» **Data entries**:

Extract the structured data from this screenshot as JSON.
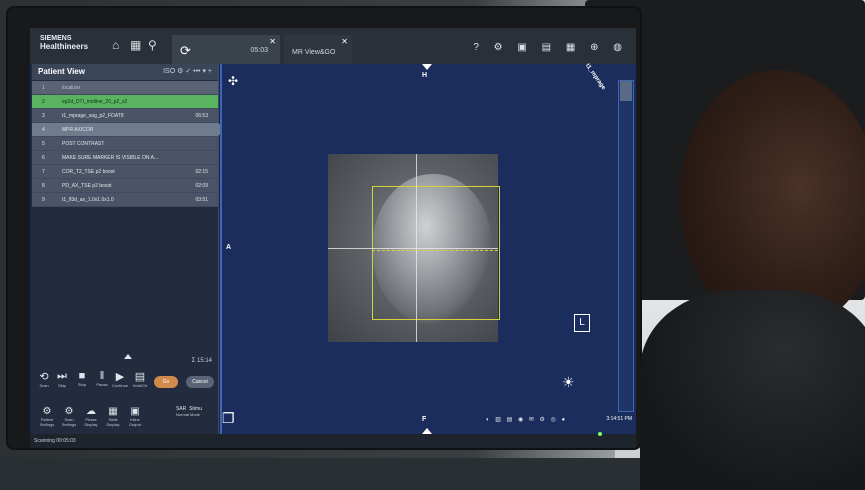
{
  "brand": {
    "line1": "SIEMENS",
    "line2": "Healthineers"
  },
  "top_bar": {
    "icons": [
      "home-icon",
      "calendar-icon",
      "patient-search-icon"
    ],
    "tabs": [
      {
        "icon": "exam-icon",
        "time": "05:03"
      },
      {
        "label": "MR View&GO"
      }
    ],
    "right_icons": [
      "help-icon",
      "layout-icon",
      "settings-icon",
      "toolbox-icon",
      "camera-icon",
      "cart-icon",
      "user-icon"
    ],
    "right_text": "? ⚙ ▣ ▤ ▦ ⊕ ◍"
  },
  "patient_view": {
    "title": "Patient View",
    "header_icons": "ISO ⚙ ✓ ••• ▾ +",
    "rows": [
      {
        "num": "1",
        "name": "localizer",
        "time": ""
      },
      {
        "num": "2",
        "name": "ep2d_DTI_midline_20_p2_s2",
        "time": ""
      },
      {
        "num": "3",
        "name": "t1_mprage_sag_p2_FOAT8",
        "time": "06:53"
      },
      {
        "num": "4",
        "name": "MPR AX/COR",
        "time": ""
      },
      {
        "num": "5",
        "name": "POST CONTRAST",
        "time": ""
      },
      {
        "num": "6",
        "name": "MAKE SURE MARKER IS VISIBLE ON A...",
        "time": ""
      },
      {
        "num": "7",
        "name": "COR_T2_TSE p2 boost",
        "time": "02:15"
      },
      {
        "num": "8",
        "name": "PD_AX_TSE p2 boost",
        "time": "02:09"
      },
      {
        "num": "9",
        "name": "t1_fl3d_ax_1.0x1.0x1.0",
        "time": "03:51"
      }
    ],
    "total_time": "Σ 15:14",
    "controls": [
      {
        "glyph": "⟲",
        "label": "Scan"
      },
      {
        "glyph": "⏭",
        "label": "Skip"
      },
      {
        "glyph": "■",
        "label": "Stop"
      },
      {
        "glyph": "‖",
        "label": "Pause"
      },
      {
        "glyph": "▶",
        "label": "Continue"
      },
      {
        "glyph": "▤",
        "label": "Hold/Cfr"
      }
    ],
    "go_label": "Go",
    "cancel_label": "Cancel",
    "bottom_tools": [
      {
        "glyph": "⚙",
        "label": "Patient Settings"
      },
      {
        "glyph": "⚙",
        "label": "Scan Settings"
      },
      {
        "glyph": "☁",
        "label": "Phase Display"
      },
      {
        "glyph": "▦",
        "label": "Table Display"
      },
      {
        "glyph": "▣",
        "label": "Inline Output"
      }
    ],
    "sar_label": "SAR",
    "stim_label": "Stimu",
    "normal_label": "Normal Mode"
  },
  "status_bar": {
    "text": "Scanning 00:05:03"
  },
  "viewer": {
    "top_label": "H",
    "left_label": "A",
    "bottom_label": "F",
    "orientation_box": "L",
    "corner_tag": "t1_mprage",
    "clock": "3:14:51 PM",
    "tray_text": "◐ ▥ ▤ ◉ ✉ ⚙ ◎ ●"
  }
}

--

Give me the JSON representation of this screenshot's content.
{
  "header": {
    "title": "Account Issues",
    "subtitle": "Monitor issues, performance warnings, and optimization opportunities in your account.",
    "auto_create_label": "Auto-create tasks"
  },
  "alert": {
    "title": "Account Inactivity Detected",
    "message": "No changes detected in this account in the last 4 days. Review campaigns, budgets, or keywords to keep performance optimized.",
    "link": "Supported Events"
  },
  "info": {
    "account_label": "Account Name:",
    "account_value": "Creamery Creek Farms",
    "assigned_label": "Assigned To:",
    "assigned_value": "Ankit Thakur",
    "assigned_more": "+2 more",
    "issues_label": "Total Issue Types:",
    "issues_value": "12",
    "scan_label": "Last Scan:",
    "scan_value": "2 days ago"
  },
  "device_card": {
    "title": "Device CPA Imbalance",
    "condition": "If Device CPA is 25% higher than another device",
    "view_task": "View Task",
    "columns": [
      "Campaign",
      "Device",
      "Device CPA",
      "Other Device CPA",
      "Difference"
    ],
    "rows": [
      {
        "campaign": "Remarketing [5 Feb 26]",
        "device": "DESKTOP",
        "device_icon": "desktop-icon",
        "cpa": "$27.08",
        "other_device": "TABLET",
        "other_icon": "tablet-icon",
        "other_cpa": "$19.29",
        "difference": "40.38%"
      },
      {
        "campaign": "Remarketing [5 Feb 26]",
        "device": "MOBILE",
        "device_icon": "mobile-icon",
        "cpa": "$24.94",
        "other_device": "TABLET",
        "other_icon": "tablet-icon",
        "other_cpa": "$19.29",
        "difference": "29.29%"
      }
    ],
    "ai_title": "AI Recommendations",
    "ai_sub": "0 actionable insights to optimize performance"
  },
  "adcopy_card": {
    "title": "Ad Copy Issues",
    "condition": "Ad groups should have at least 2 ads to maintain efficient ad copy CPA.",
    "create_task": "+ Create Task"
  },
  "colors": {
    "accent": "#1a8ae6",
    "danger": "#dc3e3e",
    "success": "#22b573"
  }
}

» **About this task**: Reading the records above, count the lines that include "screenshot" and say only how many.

» **Written solution**: 2